Well, compared to our time in Bodrum, Selcuk has been extraordinarily lovely. We arrived in Selcuk yesterday around 7:00 pm. It’s a small town, and mainly exists to cater to tourists going to nearby Ephesus. Our hotel, the Urkmez Hotel, was small, but clean and with a very friendly staff who carried our very heavy bags up the multiple flights of stairs to our room. We dropped our bags, turned the AC on, then left to go get dinner (Eski Ev, a nice little spot). When we returned from dinner, we found our room as hot as before, with the AC off. We thought it strange, of course, but maybe someone from the hotel had come in an turned it off? We shrugged and turned it back on, only to have no cool air whatsoever come out, as well as the entire thing turning off 15 minutes later. Confused, we turned it back on to see if it would happen again, which it did, on top of the fact that there wasn’t actually any cool air coming out. So, after several attempts at explaining the problem to the 15 year old working reception, the owner came in, couldn’t fix it, and promised to move us to his “boutique” hotel across town the next night at the same rate.
Needless to say, our night was hot and stuffy, but we got up the next morning excited to go to Ephesus. I was a bit worried that my enthusiasm for ancient sites had been totally burned away by the American School, but I was delighted to feel that old excitement as soon as we stepped on site (just fyi: you have to get either a taxi or a bus to the site – we took a taxi to the upper gate). We wandered around the site for a good three and a half hours, and were blown away by the state of preservation of the Terrace Houses, Roman houses of the elite with elaborate mosaics and wall paintings, many of which can still be seen. It was an extra 15 lira, but absolutely hands-down worth it. I’ve never seen Roman houses like this, even in Pompeii. You get a real sense of what living in the space would have been like, since you can see the paintings on the walls and the mosaics on the floors, instead of behind glass at a museum. The rest of the site was equally impressive, especially the very famous Library of Celsus. Since we had gotten there at 9:00 am, by the time we were ready to leave around 12:30, the site was packed with tourists and the heat was sweltering.
After we returned to Selcuk, we decided to move to the “boutique” hotel, Ephesus Suites, which is really beautiful and definitely something we could not afford on our own (also, the AC works!). The owner of both hotels was incredible accommodating, so if you’re even in Selcuk, I definitely recommend either one of there establishments.
After a nice lunch, we discovered that the Ephesus museum was closed for renovation, which was disappointing, so instead we walked over to the Temple of Artemis, which was one of the Seven Wonders of the Ancient World. Not much is left there now, just a single column cobbled together from various column drums, some foundations, and a lot of turtles in pools of standing water. After that, we hiked up the hill to the Byzantine/Ottoman fortress, through the Basilica of St. John. Despite the heat, it was a fun, beautiful walk and we got to see the church inside the fortress where apparently St. John wrote his Gospel. Pretty cool stuff!

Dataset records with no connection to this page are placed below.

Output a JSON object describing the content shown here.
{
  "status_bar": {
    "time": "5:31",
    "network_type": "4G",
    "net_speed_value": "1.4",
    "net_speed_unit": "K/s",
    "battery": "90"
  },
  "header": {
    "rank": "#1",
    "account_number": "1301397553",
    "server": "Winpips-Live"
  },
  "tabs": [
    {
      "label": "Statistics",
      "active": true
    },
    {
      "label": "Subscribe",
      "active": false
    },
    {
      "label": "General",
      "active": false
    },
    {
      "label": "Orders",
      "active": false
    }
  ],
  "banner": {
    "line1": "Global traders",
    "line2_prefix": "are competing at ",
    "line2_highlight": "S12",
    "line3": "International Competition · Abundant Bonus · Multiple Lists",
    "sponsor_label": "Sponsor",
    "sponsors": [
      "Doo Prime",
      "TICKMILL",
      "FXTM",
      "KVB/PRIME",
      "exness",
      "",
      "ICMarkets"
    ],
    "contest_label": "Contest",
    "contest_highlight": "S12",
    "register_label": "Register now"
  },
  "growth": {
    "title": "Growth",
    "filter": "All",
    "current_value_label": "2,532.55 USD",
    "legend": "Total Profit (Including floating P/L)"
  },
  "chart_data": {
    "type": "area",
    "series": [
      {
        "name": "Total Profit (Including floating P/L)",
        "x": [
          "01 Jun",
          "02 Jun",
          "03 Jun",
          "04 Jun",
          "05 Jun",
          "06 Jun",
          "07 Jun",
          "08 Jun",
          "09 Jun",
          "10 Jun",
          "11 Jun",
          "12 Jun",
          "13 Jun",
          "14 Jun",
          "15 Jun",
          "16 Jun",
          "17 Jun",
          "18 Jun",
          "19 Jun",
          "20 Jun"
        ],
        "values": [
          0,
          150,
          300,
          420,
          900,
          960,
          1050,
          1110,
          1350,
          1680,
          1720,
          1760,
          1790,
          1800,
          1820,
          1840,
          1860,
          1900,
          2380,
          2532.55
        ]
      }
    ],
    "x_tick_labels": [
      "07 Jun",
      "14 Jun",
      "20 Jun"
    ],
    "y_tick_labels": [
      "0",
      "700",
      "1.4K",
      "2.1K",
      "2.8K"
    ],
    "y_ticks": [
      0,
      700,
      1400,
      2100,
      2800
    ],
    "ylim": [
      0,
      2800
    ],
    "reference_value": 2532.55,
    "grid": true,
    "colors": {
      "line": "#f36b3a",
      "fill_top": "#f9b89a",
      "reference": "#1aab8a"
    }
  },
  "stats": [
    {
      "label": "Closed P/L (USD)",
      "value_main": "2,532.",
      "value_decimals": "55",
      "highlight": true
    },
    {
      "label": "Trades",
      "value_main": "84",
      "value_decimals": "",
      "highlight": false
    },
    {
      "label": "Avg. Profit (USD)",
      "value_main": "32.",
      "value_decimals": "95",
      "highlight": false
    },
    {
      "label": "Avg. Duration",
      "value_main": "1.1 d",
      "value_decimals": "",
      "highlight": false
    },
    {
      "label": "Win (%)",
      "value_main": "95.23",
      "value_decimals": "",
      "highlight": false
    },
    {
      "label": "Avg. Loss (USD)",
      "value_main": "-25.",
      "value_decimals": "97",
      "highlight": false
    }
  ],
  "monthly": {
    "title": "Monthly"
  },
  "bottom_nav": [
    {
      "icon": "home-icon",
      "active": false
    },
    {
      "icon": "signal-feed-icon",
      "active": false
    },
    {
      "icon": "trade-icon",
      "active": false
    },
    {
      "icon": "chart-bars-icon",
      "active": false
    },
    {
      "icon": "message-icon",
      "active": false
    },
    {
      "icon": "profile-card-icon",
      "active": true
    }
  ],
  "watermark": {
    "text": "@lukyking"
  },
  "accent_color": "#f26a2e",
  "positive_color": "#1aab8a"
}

I’m about to get into bed now, but I promise I’ll post some pictures tomorrow. We won’t be doing much tomorrow, just traveling to Pammukale, where more ruins await! Good night!